Problem to work on: Search the data for "chat". Return each matching line.
Content starts
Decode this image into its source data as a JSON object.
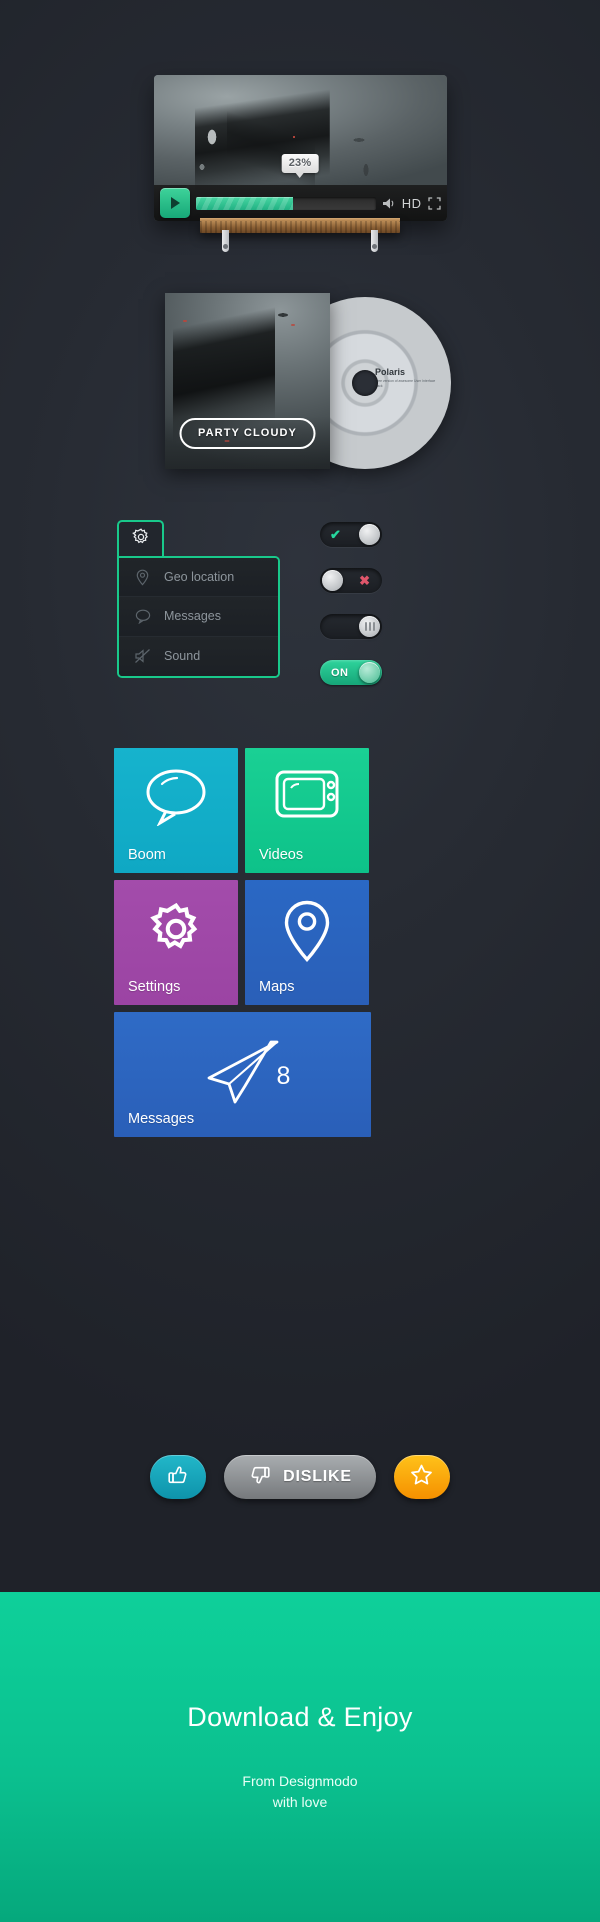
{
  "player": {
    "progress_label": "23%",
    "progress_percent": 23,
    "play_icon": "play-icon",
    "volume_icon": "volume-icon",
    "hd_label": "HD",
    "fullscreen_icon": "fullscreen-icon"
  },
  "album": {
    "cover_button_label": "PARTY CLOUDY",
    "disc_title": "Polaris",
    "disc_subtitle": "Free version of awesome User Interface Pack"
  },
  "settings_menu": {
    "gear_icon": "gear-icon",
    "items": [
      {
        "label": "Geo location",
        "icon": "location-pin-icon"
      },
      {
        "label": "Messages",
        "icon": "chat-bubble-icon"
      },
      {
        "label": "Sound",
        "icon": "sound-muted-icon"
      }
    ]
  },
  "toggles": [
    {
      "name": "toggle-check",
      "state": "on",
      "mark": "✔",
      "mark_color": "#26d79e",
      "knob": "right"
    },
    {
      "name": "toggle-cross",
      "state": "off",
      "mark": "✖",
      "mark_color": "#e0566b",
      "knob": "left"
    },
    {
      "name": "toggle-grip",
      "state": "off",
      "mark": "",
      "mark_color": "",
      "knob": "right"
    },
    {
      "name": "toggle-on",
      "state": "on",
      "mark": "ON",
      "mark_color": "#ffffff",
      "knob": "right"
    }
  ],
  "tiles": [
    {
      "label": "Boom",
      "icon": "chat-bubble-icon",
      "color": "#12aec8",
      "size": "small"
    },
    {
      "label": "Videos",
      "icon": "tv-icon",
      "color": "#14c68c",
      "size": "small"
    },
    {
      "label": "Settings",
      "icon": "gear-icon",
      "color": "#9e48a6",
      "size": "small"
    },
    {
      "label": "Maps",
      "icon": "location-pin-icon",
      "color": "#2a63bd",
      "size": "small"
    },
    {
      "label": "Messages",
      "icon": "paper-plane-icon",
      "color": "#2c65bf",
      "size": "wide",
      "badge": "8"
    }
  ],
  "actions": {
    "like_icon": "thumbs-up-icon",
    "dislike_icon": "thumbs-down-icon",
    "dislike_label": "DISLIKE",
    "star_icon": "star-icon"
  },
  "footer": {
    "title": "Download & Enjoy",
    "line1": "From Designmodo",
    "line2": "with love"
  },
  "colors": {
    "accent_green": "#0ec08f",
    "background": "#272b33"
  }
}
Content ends
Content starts
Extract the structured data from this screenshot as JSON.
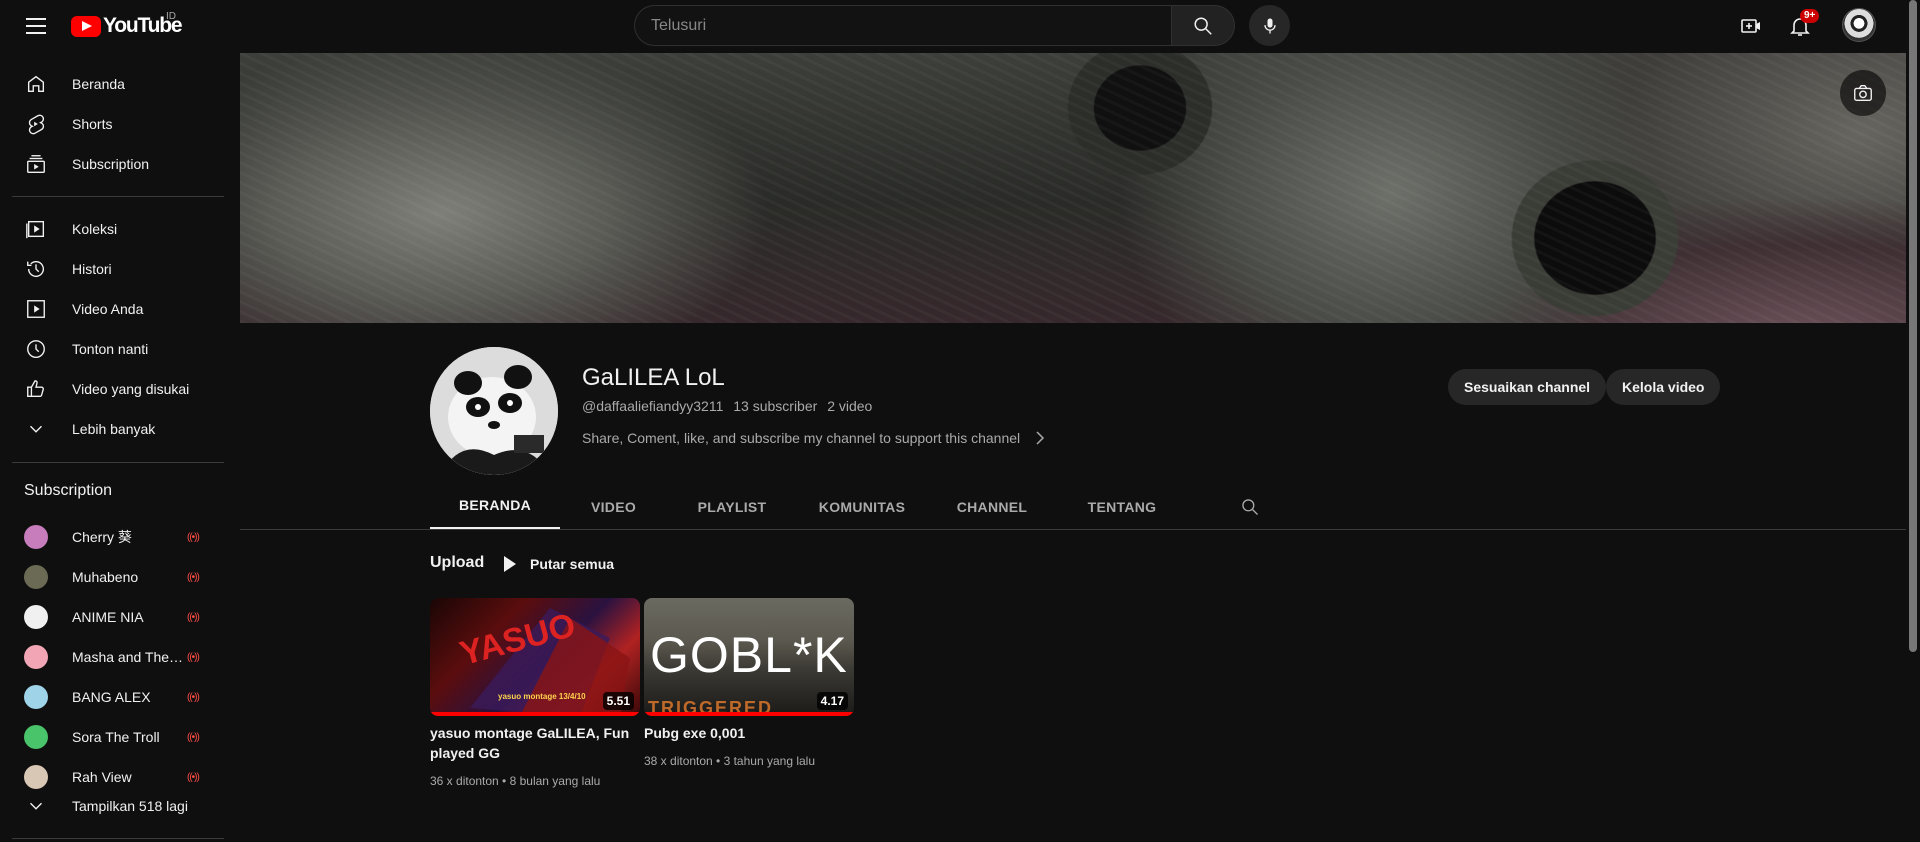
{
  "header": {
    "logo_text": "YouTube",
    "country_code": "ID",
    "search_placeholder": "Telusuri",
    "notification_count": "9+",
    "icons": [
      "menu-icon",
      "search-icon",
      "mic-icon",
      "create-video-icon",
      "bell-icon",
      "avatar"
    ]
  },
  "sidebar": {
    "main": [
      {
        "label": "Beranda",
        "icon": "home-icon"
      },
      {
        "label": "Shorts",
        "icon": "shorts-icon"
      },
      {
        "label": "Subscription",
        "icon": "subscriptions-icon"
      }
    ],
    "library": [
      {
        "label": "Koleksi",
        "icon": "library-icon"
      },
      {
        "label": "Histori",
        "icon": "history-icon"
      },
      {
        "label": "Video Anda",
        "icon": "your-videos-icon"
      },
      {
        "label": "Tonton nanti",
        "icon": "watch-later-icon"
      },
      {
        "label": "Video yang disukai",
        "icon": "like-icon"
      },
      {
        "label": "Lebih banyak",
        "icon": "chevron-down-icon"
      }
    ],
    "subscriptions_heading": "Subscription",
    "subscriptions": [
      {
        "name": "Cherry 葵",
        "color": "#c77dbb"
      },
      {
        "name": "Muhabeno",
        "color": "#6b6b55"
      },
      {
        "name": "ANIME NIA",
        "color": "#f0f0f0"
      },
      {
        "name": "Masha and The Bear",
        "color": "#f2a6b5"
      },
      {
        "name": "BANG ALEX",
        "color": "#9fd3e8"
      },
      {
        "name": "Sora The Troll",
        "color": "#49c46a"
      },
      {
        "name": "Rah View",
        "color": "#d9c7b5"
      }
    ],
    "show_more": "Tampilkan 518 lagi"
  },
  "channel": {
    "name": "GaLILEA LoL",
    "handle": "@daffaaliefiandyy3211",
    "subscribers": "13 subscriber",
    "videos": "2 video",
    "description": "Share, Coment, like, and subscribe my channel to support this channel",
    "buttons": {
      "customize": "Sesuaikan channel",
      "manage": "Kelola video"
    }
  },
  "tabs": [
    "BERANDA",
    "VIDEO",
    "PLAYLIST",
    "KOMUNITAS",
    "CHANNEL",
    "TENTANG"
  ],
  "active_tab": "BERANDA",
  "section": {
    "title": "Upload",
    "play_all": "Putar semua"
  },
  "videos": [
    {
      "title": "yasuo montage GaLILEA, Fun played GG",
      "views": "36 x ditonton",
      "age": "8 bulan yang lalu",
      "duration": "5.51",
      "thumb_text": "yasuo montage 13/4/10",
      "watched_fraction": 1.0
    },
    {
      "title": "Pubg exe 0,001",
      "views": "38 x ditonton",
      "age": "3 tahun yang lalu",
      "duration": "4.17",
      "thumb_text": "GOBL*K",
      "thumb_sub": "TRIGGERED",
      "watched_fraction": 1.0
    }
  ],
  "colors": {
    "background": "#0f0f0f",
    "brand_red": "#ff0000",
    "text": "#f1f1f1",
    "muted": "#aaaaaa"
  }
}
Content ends
Problem solution:
        "icon": "chat-bubble-icon"
      "icon": "chat-bubble-icon",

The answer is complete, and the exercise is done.